How to grow and monetize communities with Jill Salzman
March 3, 2020, 9 p.m.
On this episode Abadesi talks to Jill Salzman, founder of The Founding Moms, a “global collective of offline masterminds and online resources for mom entrepreneurs.” She was formerly the founder of a music management firm and was also the creator of a line of baby jewelry.
In this episode they talk about...
The story of the creation of The Founding Moms and how it’s helping mom entrepreneurs around the globe
“No one wants to say that they’re a mom entrepreneur. They’re an entrepreneur. They don’t like to use the word mom. They don’t want people to know they’re distracted by kids. There are tons of moms who are making things but don’t want to say it because nobody else is.”
Jill tells the story of the businesses she founded prior to this one, including her time managing bands and how it was akin to building communities, although in a very different manner than she does today with The Founding Moms. She says that the community and business grew out of an inauspicious beginning after she created an informal meetup in Chicago for moms with businesses.
She was surprised at the number of people who showed up and also that there were people from outside her city who were requesting a chapter in their own cities.
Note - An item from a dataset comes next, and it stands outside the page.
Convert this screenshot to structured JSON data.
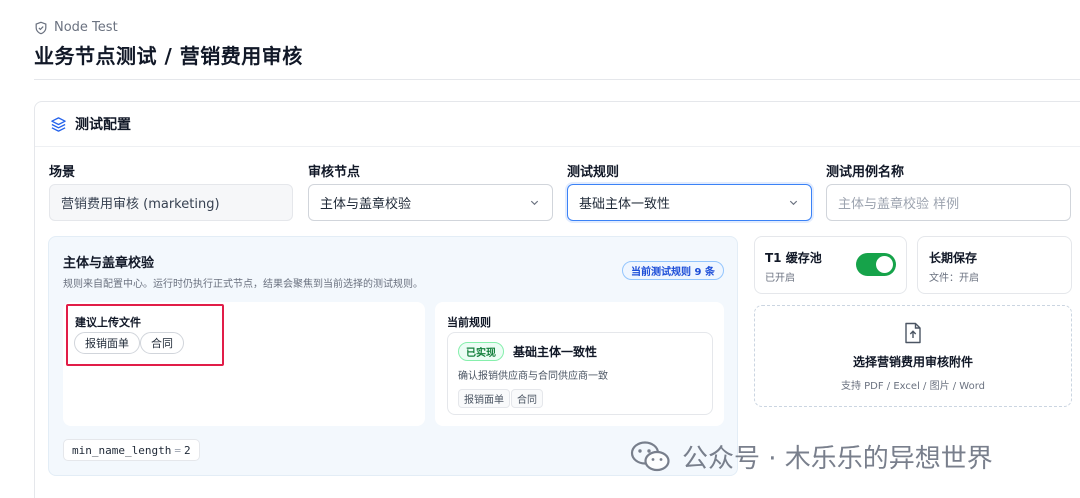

The Founding Moms has since grown to include countries around the world, with chapters in Singapore, Guatemala, and more.
“I posted on Meetup and I said ‘if you’re a woman with a business and a baby, please come have coffee with me and tell me how you’re doing it because I think I’m going to lose my mind.”
How she grew the community and her advice for those who are new to community-building
“I think we need to eradicate the idea of networking being a dirty word.”
Initially, Jill showed up to the meetups without a formal plan or agenda for what should take place. She realized that when she showed up with a piece of paper with handwritten notes, people commented on how organized she was. She then started showing up with a printed piece of paper, and has since created much more structure for the meetups.
She says that in her case and for those new to community-building, it’s best to show up and listen and ask a lot of questions of your community members. If you listen to them, they’ll tell you what they need and lead you to the ways that you need to change to grow the community further.
She explains why you shouldn’t feel the need to include absolutely everyone in your community and why in fact it’s actually best to set yourself a goal to make sure that the wrong types of people are not feeling a part of the community.
She also gives her advice on branding, outreach, and content marketing.
“I know in my heart of hearts ten years in there is nothing that trumps meeting up in real life at all.”
How she approached the decision to charge for access and subsequently increase prices, as well as how she stays productive
“If you learn to lean on the community and become a little more vulnerable than you’re used to, I can’t tell you how exponentially you’re going to grow.”
Jill talks about the thought process that went into deciding whether to charge for access to the community and how she came up with the number that she would charge per month. She started at $10 and has since increased it to $35. She says that everything she does is “literally trial and error” and that she simply Googled what other communities were charging. She explains why you shouldn’t be afraid to charge for your community and how to overcome your fear that your members will leave if you do so.
She also explains how she manages her schedule, why she uses three (!) virtual assistants and the work they each do, as well as how her team of contractors at The Founding Moms works together.
“I have three virtual assistants. I am a huge VA proponent. I think you’re all missing out if you don’t have one because they’re extremely affordable and amazing at getting things done for you.”
She also talks about some of the products she’s loving right now.
We’ll be back next week so be sure to subscribe on Apple Podcasts, Google Podcasts, Spotify, Breaker, Overcast, or wherever you listen to your favorite podcasts. Big thanks to Headspin for their support.
Companies and Products Mentioned on This Episode
Loom — Seamless screen, mic, and camera recording for Chrome.
Marco Polo — Find your phone by shouting MARCO!
Slack — Be less busy. Real-time messaging, archiving and search.